Entries from a dataset of interfaces

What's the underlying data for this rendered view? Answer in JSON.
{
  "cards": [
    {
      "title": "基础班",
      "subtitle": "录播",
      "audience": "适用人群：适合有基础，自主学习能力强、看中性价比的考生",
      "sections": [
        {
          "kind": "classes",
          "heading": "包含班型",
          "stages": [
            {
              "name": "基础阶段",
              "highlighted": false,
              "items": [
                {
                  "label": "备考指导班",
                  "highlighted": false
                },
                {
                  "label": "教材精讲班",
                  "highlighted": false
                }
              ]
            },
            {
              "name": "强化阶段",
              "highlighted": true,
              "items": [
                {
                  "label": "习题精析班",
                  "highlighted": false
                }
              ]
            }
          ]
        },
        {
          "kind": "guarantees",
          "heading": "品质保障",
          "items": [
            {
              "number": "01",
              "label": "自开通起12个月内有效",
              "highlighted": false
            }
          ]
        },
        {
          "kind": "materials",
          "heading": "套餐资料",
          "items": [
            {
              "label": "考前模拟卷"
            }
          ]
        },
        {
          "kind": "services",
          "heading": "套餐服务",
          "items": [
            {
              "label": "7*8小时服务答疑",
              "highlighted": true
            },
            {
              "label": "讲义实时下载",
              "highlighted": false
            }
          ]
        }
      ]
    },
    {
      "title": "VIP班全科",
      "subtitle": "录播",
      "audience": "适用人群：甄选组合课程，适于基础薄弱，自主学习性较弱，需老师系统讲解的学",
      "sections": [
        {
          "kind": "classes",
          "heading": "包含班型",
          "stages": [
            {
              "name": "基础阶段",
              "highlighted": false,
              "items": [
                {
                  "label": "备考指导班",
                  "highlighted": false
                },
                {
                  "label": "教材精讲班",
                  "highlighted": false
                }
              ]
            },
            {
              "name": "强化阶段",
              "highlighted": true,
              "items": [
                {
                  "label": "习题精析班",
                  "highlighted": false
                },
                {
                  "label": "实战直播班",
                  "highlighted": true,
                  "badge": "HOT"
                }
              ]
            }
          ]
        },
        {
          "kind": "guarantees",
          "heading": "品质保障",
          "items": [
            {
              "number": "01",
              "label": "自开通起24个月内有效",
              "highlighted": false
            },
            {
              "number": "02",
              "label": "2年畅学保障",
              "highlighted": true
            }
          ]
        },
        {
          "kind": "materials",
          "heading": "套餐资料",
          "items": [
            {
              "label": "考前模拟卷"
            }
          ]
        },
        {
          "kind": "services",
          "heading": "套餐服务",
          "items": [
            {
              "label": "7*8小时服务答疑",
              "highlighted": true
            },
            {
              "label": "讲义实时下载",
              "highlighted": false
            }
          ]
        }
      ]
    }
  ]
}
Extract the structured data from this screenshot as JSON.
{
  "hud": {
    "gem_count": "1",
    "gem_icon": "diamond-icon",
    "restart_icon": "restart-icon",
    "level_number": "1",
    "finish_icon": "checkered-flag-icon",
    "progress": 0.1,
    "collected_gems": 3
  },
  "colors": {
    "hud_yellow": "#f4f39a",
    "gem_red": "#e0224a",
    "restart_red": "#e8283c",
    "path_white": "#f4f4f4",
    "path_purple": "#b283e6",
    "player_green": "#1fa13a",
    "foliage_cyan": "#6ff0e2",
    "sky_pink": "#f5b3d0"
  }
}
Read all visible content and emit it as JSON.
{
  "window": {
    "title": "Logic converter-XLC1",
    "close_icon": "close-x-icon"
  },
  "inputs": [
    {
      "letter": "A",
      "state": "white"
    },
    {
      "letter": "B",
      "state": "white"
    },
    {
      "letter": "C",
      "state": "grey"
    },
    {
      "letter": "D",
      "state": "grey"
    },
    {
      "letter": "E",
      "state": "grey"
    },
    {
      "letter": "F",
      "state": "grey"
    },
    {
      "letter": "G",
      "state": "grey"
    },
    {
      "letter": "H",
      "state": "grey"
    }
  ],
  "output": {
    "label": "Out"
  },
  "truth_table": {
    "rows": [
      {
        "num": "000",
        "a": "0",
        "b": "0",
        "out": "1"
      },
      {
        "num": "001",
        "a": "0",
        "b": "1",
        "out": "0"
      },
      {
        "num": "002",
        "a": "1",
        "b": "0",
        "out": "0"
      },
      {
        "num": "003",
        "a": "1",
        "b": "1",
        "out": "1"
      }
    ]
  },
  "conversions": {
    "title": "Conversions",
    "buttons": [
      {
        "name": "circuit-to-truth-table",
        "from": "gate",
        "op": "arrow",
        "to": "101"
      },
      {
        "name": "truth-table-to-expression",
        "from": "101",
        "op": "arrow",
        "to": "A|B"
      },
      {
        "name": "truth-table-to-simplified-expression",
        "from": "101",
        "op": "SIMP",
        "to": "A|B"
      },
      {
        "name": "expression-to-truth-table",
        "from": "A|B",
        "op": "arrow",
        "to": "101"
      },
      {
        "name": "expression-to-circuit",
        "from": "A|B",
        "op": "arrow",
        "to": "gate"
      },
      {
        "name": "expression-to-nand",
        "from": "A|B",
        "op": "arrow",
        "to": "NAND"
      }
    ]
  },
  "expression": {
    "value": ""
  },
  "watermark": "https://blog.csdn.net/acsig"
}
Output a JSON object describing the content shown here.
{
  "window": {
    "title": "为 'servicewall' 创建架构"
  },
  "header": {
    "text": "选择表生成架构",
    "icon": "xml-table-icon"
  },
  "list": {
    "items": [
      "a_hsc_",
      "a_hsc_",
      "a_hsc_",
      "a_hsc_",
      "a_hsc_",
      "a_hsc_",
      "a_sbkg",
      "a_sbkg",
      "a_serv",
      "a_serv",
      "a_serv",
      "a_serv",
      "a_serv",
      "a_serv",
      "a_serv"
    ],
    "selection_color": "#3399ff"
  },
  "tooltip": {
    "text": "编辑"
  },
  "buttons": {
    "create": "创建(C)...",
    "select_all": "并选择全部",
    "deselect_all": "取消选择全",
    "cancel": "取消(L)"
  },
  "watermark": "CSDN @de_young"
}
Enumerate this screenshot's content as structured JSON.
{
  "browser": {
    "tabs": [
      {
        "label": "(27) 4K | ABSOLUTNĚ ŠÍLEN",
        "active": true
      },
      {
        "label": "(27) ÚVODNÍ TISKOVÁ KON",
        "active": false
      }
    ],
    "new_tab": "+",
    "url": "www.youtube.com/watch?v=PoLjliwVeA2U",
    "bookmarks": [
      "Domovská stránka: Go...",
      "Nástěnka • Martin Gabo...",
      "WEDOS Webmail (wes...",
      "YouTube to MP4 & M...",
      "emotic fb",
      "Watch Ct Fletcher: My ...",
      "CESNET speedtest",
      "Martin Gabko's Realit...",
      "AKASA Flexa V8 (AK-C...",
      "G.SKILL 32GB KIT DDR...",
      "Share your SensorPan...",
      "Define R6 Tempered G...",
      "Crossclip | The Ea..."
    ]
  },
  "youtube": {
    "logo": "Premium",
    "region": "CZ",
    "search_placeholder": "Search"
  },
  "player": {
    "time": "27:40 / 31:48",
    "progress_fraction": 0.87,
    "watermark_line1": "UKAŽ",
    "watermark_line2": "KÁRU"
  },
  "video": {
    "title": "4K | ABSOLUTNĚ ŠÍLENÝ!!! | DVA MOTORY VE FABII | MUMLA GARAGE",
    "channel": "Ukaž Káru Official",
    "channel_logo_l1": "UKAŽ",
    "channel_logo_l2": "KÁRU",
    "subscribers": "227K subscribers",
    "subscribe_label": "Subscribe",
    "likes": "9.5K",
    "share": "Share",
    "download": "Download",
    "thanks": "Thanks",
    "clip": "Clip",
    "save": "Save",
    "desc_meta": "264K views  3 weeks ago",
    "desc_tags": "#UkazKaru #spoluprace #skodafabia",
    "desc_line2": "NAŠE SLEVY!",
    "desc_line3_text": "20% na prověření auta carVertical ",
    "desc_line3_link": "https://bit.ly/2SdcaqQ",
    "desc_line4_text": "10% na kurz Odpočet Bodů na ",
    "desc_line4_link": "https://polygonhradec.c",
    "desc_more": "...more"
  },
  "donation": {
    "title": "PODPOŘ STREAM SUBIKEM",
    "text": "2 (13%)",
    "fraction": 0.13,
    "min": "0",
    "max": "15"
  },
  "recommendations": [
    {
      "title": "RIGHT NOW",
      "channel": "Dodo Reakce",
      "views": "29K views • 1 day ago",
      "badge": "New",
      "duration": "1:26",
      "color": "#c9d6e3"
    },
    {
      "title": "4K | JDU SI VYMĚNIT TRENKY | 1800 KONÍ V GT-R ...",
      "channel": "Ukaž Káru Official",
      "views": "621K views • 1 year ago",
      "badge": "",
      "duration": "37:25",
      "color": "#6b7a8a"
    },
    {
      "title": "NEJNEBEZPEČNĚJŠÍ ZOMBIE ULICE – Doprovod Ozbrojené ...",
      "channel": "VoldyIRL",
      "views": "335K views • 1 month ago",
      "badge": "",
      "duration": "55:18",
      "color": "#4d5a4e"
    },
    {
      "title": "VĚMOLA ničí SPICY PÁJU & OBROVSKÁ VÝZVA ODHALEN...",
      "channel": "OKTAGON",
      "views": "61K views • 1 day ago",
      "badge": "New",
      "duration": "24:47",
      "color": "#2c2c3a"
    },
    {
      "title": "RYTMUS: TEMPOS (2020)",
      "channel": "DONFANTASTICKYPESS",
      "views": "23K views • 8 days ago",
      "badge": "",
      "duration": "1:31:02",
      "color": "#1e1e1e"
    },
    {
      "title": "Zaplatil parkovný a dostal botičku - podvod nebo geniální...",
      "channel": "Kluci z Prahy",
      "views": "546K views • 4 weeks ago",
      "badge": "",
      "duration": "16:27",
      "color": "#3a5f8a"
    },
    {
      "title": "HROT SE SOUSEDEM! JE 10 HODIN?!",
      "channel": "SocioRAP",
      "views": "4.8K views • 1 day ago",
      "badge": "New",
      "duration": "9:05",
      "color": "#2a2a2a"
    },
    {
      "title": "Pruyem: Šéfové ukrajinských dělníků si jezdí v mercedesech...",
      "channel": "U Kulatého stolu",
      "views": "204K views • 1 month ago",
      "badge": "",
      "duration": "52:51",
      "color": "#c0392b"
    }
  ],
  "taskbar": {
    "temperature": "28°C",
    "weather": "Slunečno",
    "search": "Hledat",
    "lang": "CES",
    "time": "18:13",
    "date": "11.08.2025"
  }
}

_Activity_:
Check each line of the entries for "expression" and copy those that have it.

_Answer space_:
        "name": "truth-table-to-expression",
        "name": "truth-table-to-simplified-expression",
        "name": "expression-to-truth-table",
        "name": "expression-to-circuit",
        "name": "expression-to-nand",
  "expression": {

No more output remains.